And then one day, Pearl came up to me during class. “Mr. Mac,” she said. “I can’t go camping this year.”My ears perked up. Camp had been scheduled for the week after spring vacation. Could this juxtaposition be the problem? It was.
Pearl said, “My cousin’s getting married in Oklahoma. The whole family’s going over there for two weeks.” Well! This was news. I breathed a bit easier about how camp would go, though.
And then the next week, Waverly came up to me in class. “Mr. Mac” she said. “I can’t go camping this year.” What a shame! Why not? Waverly said, “My cousin’s getting married in Korea! the whole family’s going over there for three weeks.” I breathed even easier – now there were two fewer little gang members to deal with at camp.
Then, a week later, Barry brought a knife to school. He probably wasn’t going to do anything with it, except flash it around at recess to show that he was more cool than anybody else on the playground. Well, one of my students took courage and told the principal about it. Barry was brought down to the school office where it was determined that he did indeed have a knife, which was confiscated. He was promptly suspended for a few days. But you know what? Kids who have been suspended can’t attend overnight field trips. Barry would spend that week by himself in another teacher’s classroom.
Riley and Cameron were the only ones left. Then Cameron got into some minor altercation with a student. I phoned his father about it after school. This would be a conversation that the two of us had had many times. He sighed and said, “Mr. MacFarlane, I don’t know if Cameron has told you, but we moved to another city a couple months ago. We’ve been driving him back to Schafer Park School every day because he likes your class so much. But we finally gave him an ultimatum. Either he stop all these little screw-ups, or we’d send him to the normal neighborhood school for our area. He won’t be returning to Schafer Park after spring vacation.”
Cameron’s father had volunteered to bring some food for the camp. I was afraid he might forget or disregard it after the week-long vacation. But bring it he did on the day we left. He was a man of his word.
Nobody else in the class would be missing camp that year. And now the only little gang member left was Riley. But he was just a goof ball. I wasn’t worried about his behavior in the absence of his bad role models.
The camp lasted five days. On the first day, it was a somber group of students who gathered at Pt. Reyes’s Clem Miller Education Center. By the next day, minus the mosquito eaters the mood had noticeably lifted . The many parent chaperons, as well as our student teacher, also proved to be good models, lifting the mood. but it was mostly the students themselves who accomplished the heavy emotional lifting. And every day, the group healed further, and eventually, even Riley had gotten “with it.”
The following week, the students who showed up for school that Monday was a group transformed through their positive experiences. Barry was waiting, but the students took him in hand. They gave him no power over their self esteem. They ignored his insults. The following week, Waverley returned from Oklahoma and then received the same treatment. A week later, Pearl returned from Korea and joined in the newly-positive atmosphere. And the positive vibes maintained themselves right through to the end of the year. Even Barry finished the year positively, transformed through their good example.

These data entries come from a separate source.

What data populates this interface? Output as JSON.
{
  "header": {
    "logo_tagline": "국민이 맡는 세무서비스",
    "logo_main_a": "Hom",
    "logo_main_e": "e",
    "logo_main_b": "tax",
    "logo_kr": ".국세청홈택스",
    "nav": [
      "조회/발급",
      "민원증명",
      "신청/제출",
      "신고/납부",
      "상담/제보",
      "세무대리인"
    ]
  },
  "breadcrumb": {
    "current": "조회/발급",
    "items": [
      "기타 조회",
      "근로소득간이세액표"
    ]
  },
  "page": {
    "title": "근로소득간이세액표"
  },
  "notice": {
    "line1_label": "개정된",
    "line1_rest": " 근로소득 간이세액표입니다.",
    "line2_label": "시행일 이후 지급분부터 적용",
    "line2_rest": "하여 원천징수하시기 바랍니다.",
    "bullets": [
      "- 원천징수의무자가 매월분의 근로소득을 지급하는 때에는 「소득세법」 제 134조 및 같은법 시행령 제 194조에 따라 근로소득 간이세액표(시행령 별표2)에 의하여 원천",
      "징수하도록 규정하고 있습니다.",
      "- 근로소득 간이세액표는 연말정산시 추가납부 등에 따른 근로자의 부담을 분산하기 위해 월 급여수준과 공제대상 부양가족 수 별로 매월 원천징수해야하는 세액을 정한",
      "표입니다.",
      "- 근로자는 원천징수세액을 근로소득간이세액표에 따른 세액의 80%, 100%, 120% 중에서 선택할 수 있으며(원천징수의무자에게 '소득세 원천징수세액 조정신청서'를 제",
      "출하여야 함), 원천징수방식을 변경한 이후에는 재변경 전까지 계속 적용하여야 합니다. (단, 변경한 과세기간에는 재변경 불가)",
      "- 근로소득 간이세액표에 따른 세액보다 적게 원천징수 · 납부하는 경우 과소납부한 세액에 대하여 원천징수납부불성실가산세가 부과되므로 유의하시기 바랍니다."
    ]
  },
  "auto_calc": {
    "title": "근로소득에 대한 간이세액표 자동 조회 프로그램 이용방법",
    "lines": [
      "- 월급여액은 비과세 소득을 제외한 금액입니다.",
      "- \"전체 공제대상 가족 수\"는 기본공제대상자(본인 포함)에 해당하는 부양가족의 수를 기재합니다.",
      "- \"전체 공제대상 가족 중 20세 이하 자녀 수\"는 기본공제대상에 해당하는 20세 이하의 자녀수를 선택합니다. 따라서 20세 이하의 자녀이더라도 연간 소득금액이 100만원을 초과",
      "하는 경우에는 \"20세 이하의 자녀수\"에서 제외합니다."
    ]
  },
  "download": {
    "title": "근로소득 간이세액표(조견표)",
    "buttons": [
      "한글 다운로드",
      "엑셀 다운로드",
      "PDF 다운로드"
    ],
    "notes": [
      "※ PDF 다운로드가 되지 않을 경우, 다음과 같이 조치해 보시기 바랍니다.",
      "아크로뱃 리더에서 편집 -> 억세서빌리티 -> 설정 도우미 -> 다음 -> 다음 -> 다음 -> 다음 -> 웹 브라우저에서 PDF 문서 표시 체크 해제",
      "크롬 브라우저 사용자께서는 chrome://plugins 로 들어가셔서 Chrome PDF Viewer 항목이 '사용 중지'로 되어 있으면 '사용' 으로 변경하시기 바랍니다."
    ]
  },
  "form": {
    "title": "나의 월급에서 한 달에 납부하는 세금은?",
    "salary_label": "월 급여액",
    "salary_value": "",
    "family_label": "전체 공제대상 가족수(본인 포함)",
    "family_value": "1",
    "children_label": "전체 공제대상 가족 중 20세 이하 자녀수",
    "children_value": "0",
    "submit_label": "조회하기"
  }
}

Many years later, Pearl stopped by Schafer Park School to visit her old teacher. She told me that ours was her favorite class ever. It was gratifying to hear. Her positive memories were the product of the class itself as much as it may have been my own influence. It gave me faith that the other class members, including Barry and Cameron, had come out of the episode with a positivity that would last.

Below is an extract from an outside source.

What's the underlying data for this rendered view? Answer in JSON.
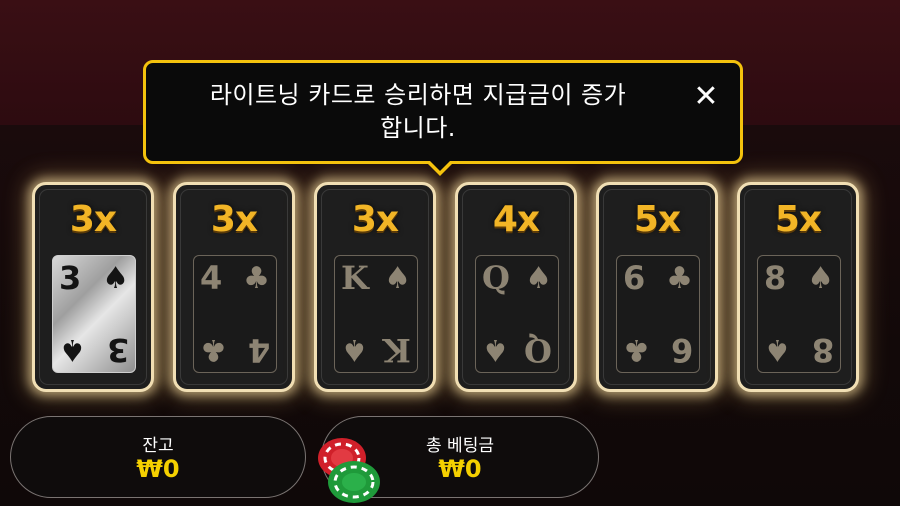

As for me, the message was that God would keep me in mind. It’s a message that I received at school many times over the years.
The requisite elephant video
Turns out that elephants love to chase antelopes
And Adam Neely posted one of his typically thoughtful essay- this one on music copyright.